■ **App and web page records**
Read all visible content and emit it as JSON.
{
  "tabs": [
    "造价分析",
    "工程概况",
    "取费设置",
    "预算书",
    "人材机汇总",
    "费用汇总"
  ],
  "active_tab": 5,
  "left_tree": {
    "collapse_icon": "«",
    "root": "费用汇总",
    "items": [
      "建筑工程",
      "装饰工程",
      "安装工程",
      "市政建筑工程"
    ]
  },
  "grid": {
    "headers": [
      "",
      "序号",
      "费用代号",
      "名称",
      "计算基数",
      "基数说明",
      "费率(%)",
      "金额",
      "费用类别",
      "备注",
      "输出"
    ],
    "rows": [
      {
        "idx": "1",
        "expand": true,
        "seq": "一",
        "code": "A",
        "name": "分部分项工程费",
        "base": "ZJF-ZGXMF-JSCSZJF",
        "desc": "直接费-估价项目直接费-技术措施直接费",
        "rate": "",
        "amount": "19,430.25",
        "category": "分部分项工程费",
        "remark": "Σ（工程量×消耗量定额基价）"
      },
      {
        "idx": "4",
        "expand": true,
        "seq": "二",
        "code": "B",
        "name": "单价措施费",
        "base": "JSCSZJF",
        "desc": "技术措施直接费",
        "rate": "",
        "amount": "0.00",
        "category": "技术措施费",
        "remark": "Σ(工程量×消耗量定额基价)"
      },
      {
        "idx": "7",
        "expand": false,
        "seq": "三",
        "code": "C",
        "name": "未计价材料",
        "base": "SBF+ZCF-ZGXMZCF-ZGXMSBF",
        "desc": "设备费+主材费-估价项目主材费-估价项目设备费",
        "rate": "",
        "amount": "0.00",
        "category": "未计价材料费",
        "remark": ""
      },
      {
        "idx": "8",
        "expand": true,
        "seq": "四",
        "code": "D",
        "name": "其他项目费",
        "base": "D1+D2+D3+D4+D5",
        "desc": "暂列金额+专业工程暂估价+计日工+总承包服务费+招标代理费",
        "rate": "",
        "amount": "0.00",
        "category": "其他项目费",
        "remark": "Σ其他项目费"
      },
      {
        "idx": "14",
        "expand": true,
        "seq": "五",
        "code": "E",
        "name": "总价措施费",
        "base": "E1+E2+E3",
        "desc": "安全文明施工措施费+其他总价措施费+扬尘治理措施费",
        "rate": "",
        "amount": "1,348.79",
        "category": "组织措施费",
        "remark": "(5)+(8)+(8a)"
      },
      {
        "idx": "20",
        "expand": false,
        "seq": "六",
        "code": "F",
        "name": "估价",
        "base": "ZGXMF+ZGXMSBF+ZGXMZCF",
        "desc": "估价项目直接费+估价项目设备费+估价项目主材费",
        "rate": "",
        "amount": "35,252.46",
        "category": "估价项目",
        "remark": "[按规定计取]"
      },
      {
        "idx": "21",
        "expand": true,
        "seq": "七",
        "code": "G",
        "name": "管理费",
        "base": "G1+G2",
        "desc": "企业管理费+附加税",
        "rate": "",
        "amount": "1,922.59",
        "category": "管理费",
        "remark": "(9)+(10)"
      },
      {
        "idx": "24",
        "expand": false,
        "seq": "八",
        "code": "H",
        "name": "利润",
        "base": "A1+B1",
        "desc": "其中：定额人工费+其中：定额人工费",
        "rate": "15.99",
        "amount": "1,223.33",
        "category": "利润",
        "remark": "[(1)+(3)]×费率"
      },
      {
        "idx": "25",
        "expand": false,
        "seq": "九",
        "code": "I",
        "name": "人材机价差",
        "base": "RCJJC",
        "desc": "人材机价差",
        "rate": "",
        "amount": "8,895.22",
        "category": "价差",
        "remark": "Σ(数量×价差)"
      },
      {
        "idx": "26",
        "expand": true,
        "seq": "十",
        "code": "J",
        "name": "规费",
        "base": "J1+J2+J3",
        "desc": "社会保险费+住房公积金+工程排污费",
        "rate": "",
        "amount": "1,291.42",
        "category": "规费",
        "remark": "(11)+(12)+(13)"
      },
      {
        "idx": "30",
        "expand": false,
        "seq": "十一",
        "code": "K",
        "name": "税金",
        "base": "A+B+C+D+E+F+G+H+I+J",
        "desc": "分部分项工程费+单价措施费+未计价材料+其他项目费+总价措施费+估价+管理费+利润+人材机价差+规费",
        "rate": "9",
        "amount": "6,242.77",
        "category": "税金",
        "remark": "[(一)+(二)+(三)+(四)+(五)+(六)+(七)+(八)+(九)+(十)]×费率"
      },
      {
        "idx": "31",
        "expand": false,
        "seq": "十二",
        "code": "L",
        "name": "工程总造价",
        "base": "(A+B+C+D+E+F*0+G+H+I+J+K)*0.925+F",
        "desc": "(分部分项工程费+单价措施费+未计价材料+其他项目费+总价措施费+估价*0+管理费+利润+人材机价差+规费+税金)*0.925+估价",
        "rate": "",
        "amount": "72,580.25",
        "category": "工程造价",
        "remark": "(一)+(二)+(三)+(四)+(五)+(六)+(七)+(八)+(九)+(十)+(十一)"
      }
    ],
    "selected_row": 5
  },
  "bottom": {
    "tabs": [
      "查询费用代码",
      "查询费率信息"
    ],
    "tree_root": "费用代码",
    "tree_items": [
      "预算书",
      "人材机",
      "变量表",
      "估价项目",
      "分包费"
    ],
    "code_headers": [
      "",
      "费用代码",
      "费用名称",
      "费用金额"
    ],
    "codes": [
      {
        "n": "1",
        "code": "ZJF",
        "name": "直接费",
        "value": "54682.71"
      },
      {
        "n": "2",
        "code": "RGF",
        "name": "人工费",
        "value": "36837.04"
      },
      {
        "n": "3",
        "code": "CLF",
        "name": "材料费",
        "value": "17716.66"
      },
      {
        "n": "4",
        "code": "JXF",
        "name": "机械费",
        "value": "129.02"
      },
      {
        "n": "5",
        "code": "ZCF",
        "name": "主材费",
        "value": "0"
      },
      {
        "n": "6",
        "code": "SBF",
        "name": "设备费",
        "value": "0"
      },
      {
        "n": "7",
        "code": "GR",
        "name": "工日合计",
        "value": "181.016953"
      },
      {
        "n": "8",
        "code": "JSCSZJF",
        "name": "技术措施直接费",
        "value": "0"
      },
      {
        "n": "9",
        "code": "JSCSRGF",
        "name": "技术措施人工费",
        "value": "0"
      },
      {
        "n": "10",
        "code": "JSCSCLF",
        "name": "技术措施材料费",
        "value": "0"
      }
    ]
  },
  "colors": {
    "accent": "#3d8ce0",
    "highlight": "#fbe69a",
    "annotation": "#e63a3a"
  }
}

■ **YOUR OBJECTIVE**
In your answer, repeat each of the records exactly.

■ **FINISHED TASK**
Read all visible content and emit it as JSON.
{
  "tabs": [
    "造价分析",
    "工程概况",
    "取费设置",
    "预算书",
    "人材机汇总",
    "费用汇总"
  ],
  "active_tab": 5,
  "left_tree": {
    "collapse_icon": "«",
    "root": "费用汇总",
    "items": [
      "建筑工程",
      "装饰工程",
      "安装工程",
      "市政建筑工程"
    ]
  },
  "grid": {
    "headers": [
      "",
      "序号",
      "费用代号",
      "名称",
      "计算基数",
      "基数说明",
      "费率(%)",
      "金额",
      "费用类别",
      "备注",
      "输出"
    ],
    "rows": [
      {
        "idx": "1",
        "expand": true,
        "seq": "一",
        "code": "A",
        "name": "分部分项工程费",
        "base": "ZJF-ZGXMF-JSCSZJF",
        "desc": "直接费-估价项目直接费-技术措施直接费",
        "rate": "",
        "amount": "19,430.25",
        "category": "分部分项工程费",
        "remark": "Σ（工程量×消耗量定额基价）"
      },
      {
        "idx": "4",
        "expand": true,
        "seq": "二",
        "code": "B",
        "name": "单价措施费",
        "base": "JSCSZJF",
        "desc": "技术措施直接费",
        "rate": "",
        "amount": "0.00",
        "category": "技术措施费",
        "remark": "Σ(工程量×消耗量定额基价)"
      },
      {
        "idx": "7",
        "expand": false,
        "seq": "三",
        "code": "C",
        "name": "未计价材料",
        "base": "SBF+ZCF-ZGXMZCF-ZGXMSBF",
        "desc": "设备费+主材费-估价项目主材费-估价项目设备费",
        "rate": "",
        "amount": "0.00",
        "category": "未计价材料费",
        "remark": ""
      },
      {
        "idx": "8",
        "expand": true,
        "seq": "四",
        "code": "D",
        "name": "其他项目费",
        "base": "D1+D2+D3+D4+D5",
        "desc": "暂列金额+专业工程暂估价+计日工+总承包服务费+招标代理费",
        "rate": "",
        "amount": "0.00",
        "category": "其他项目费",
        "remark": "Σ其他项目费"
      },
      {
        "idx": "14",
        "expand": true,
        "seq": "五",
        "code": "E",
        "name": "总价措施费",
        "base": "E1+E2+E3",
        "desc": "安全文明施工措施费+其他总价措施费+扬尘治理措施费",
        "rate": "",
        "amount": "1,348.79",
        "category": "组织措施费",
        "remark": "(5)+(8)+(8a)"
      },
      {
        "idx": "20",
        "expand": false,
        "seq": "六",
        "code": "F",
        "name": "估价",
        "base": "ZGXMF+ZGXMSBF+ZGXMZCF",
        "desc": "估价项目直接费+估价项目设备费+估价项目主材费",
        "rate": "",
        "amount": "35,252.46",
        "category": "估价项目",
        "remark": "[按规定计取]"
      },
      {
        "idx": "21",
        "expand": true,
        "seq": "七",
        "code": "G",
        "name": "管理费",
        "base": "G1+G2",
        "desc": "企业管理费+附加税",
        "rate": "",
        "amount": "1,922.59",
        "category": "管理费",
        "remark": "(9)+(10)"
      },
      {
        "idx": "24",
        "expand": false,
        "seq": "八",
        "code": "H",
        "name": "利润",
        "base": "A1+B1",
        "desc": "其中：定额人工费+其中：定额人工费",
        "rate": "15.99",
        "amount": "1,223.33",
        "category": "利润",
        "remark": "[(1)+(3)]×费率"
      },
      {
        "idx": "25",
        "expand": false,
        "seq": "九",
        "code": "I",
        "name": "人材机价差",
        "base": "RCJJC",
        "desc": "人材机价差",
        "rate": "",
        "amount": "8,895.22",
        "category": "价差",
        "remark": "Σ(数量×价差)"
      },
      {
        "idx": "26",
        "expand": true,
        "seq": "十",
        "code": "J",
        "name": "规费",
        "base": "J1+J2+J3",
        "desc": "社会保险费+住房公积金+工程排污费",
        "rate": "",
        "amount": "1,291.42",
        "category": "规费",
        "remark": "(11)+(12)+(13)"
      },
      {
        "idx": "30",
        "expand": false,
        "seq": "十一",
        "code": "K",
        "name": "税金",
        "base": "A+B+C+D+E+F+G+H+I+J",
        "desc": "分部分项工程费+单价措施费+未计价材料+其他项目费+总价措施费+估价+管理费+利润+人材机价差+规费",
        "rate": "9",
        "amount": "6,242.77",
        "category": "税金",
        "remark": "[(一)+(二)+(三)+(四)+(五)+(六)+(七)+(八)+(九)+(十)]×费率"
      },
      {
        "idx": "31",
        "expand": false,
        "seq": "十二",
        "code": "L",
        "name": "工程总造价",
        "base": "(A+B+C+D+E+F*0+G+H+I+J+K)*0.925+F",
        "desc": "(分部分项工程费+单价措施费+未计价材料+其他项目费+总价措施费+估价*0+管理费+利润+人材机价差+规费+税金)*0.925+估价",
        "rate": "",
        "amount": "72,580.25",
        "category": "工程造价",
        "remark": "(一)+(二)+(三)+(四)+(五)+(六)+(七)+(八)+(九)+(十)+(十一)"
      }
    ],
    "selected_row": 5
  },
  "bottom": {
    "tabs": [
      "查询费用代码",
      "查询费率信息"
    ],
    "tree_root": "费用代码",
    "tree_items": [
      "预算书",
      "人材机",
      "变量表",
      "估价项目",
      "分包费"
    ],
    "code_headers": [
      "",
      "费用代码",
      "费用名称",
      "费用金额"
    ],
    "codes": [
      {
        "n": "1",
        "code": "ZJF",
        "name": "直接费",
        "value": "54682.71"
      },
      {
        "n": "2",
        "code": "RGF",
        "name": "人工费",
        "value": "36837.04"
      },
      {
        "n": "3",
        "code": "CLF",
        "name": "材料费",
        "value": "17716.66"
      },
      {
        "n": "4",
        "code": "JXF",
        "name": "机械费",
        "value": "129.02"
      },
      {
        "n": "5",
        "code": "ZCF",
        "name": "主材费",
        "value": "0"
      },
      {
        "n": "6",
        "code": "SBF",
        "name": "设备费",
        "value": "0"
      },
      {
        "n": "7",
        "code": "GR",
        "name": "工日合计",
        "value": "181.016953"
      },
      {
        "n": "8",
        "code": "JSCSZJF",
        "name": "技术措施直接费",
        "value": "0"
      },
      {
        "n": "9",
        "code": "JSCSRGF",
        "name": "技术措施人工费",
        "value": "0"
      },
      {
        "n": "10",
        "code": "JSCSCLF",
        "name": "技术措施材料费",
        "value": "0"
      }
    ]
  },
  "colors": {
    "accent": "#3d8ce0",
    "highlight": "#fbe69a",
    "annotation": "#e63a3a"
  }
}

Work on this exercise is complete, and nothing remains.